** THE INPUT follows **

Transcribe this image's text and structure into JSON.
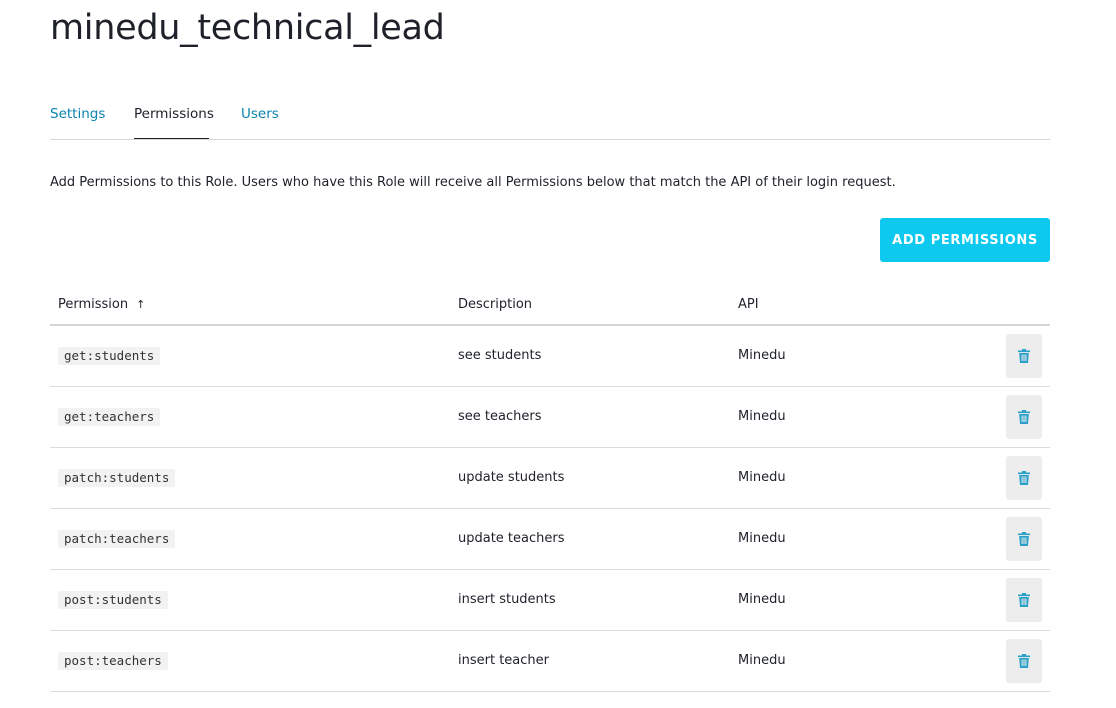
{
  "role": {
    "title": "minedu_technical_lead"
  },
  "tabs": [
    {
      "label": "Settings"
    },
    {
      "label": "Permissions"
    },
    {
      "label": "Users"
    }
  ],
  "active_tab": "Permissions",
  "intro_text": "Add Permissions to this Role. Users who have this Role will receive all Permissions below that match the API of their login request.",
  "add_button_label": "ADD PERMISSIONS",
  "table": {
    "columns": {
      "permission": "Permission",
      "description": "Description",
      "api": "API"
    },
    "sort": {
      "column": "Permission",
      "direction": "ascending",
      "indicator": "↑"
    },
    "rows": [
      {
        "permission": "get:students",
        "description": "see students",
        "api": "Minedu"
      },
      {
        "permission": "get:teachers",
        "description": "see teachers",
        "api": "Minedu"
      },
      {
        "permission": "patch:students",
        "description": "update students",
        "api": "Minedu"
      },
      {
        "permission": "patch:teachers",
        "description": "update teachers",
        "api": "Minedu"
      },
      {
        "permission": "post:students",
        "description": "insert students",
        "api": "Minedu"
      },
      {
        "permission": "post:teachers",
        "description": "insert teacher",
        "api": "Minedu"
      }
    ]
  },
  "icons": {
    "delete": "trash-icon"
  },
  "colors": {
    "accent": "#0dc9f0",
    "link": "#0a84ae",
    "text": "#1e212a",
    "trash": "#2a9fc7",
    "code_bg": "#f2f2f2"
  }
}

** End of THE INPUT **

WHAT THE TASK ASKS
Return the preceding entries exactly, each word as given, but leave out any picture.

WRITTEN RESPONSE
Transcribe this image's text and structure into JSON.
{
  "role": {
    "title": "minedu_technical_lead"
  },
  "tabs": [
    {
      "label": "Settings"
    },
    {
      "label": "Permissions"
    },
    {
      "label": "Users"
    }
  ],
  "active_tab": "Permissions",
  "intro_text": "Add Permissions to this Role. Users who have this Role will receive all Permissions below that match the API of their login request.",
  "add_button_label": "ADD PERMISSIONS",
  "table": {
    "columns": {
      "permission": "Permission",
      "description": "Description",
      "api": "API"
    },
    "sort": {
      "column": "Permission",
      "direction": "ascending",
      "indicator": "↑"
    },
    "rows": [
      {
        "permission": "get:students",
        "description": "see students",
        "api": "Minedu"
      },
      {
        "permission": "get:teachers",
        "description": "see teachers",
        "api": "Minedu"
      },
      {
        "permission": "patch:students",
        "description": "update students",
        "api": "Minedu"
      },
      {
        "permission": "patch:teachers",
        "description": "update teachers",
        "api": "Minedu"
      },
      {
        "permission": "post:students",
        "description": "insert students",
        "api": "Minedu"
      },
      {
        "permission": "post:teachers",
        "description": "insert teacher",
        "api": "Minedu"
      }
    ]
  },
  "icons": {
    "delete": "trash-icon"
  },
  "colors": {
    "accent": "#0dc9f0",
    "link": "#0a84ae",
    "text": "#1e212a",
    "trash": "#2a9fc7",
    "code_bg": "#f2f2f2"
  }
}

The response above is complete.